Disruption is a cool word. Marketing people love the word disruption. It gives us a feeling that we’re doing something really out there and wild that goes against the grain and is super creative.
Because we all want to be known as super creative people.
The disruption I personally love the most is the disruption of thought. Less the things that make me act differently, more the things that make me think differently.
The last disruptive concept that made me sit up and question thought is the new screen usage indicator on the latest iPhone software update.
It is a daily log of how much your phone screen is in use throughout the day. You get an insight into how much time you’re using (wasting) on your phone, what apps you’re using and when you’re using them.
It was lauded as a check on how much time we were spending glued to our screens. It would help us get out more and actually enjoy the real world again, if we wished to do so.
Advertising platforms on the other hand saw it as an ad blocker on heat.
Currently, I’m averaging around four to five hours a day, or 35 hours a week, dominated by my web browser and social apps. Essentially, places where I can be served digital ads.
I thought that was quite high. Certainly higher than I expected.
But here’s what disrupted my thought process about that number: I can’t remember a single piece of advertising from those 35 hours in the last week.
In fact, I can’t remember any significant piece of digital advertising from the past year. Nothing.
I have consumed about 1,800 hours’ worth of advertising on my phone in the past year (and maybe another 1,000 hours on my work laptop) and it has all been utterly forgettable.
Apart from the single Instagram ad that advertised a phone cover which I bought around six months ago.
That is a shockingly meagre return.
Now here’s something else I realised when I started to think a bit more about memorable advertising: I can list out most of the TV ads that aired during the TV coverage of the World Cup in this region. Which is where I watched three out of the four weeks of the World Cup.

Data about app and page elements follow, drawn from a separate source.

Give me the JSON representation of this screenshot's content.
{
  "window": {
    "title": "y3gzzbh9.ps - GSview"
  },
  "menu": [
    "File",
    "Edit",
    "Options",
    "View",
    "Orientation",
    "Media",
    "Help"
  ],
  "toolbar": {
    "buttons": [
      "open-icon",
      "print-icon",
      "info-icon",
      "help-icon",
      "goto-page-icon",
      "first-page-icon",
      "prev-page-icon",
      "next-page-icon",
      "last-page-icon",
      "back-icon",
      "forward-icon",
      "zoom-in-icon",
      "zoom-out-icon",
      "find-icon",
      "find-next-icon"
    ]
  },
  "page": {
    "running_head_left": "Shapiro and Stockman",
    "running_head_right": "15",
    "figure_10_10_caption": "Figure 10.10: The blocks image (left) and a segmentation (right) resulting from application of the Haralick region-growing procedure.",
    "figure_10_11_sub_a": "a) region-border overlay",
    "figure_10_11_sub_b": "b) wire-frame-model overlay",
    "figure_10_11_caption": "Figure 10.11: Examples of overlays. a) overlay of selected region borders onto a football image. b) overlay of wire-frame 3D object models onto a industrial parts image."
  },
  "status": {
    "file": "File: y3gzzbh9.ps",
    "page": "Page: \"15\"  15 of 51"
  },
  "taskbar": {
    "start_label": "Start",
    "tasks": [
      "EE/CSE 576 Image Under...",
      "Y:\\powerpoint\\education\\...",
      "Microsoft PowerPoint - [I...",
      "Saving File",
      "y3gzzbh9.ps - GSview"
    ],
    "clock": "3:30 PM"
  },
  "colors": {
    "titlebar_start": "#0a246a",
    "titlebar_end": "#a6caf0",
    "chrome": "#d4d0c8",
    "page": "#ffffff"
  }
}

Those 30-second clips over 64 games for around 10 minutes a day during half and full time when I was barely concentrating – at best.
There was the Pepsi series that turned Arabic commentary clips into catchy songs (I loved the second of those that ended with ‘haraam haraam haraam’!). The slightly odd QNB ads that featured a bunch of retired footballers in a park. I actually wish I could forget the Hyundai ads with the annoying Maroon 5 singalong in the car park, but I still cannot. And of course Lionel Messi eating a pack of Lays crisps that he’s probably never really eaten.
I remember the ads, and I remember the brands.
Isn’t that something?
It seems the death of TV has been grossly exaggerated, as we’re yet to unearth a grave.
Digital media, despite the hype, isn’t the panacea for all your branding challenges. Sorry.
Digital is, and will remain, a key component of any media plan but we, as an industry, need to better understand how to use digital to create memory structures and how to use digital media in conjunction with other channels in order to drive better overall results for advertisers.
Many academics and researchers will tell you brands built over time will result in lower long-term acquisition costs, higher loyalty and greater brand equity. Which means you can largely avoid price wars even in price-elastic product categories. Mark Ritson, amongst others, is a key proponent of this theory.
Those same academics and researchers would also tell you a strong marketing strategy splits activity roughly 60:40 between long-term brand building and short-term sales. And that despite reports to the contrary, brand building with memorable creative can remain hugely effective on TV when it’s coupled with other media for sales conversions (such as digital).
That’s closely aligned with the strategy that the gold winner at this year’s IPA Effectiveness Awards followed.
Which meant they ended up spending less on digital sales campaigns that delivered significantly more effective, award-winning results.
And there goes a digital essay on how to spend less on digital in order to make your brand more memorable.
How’s that for disruption?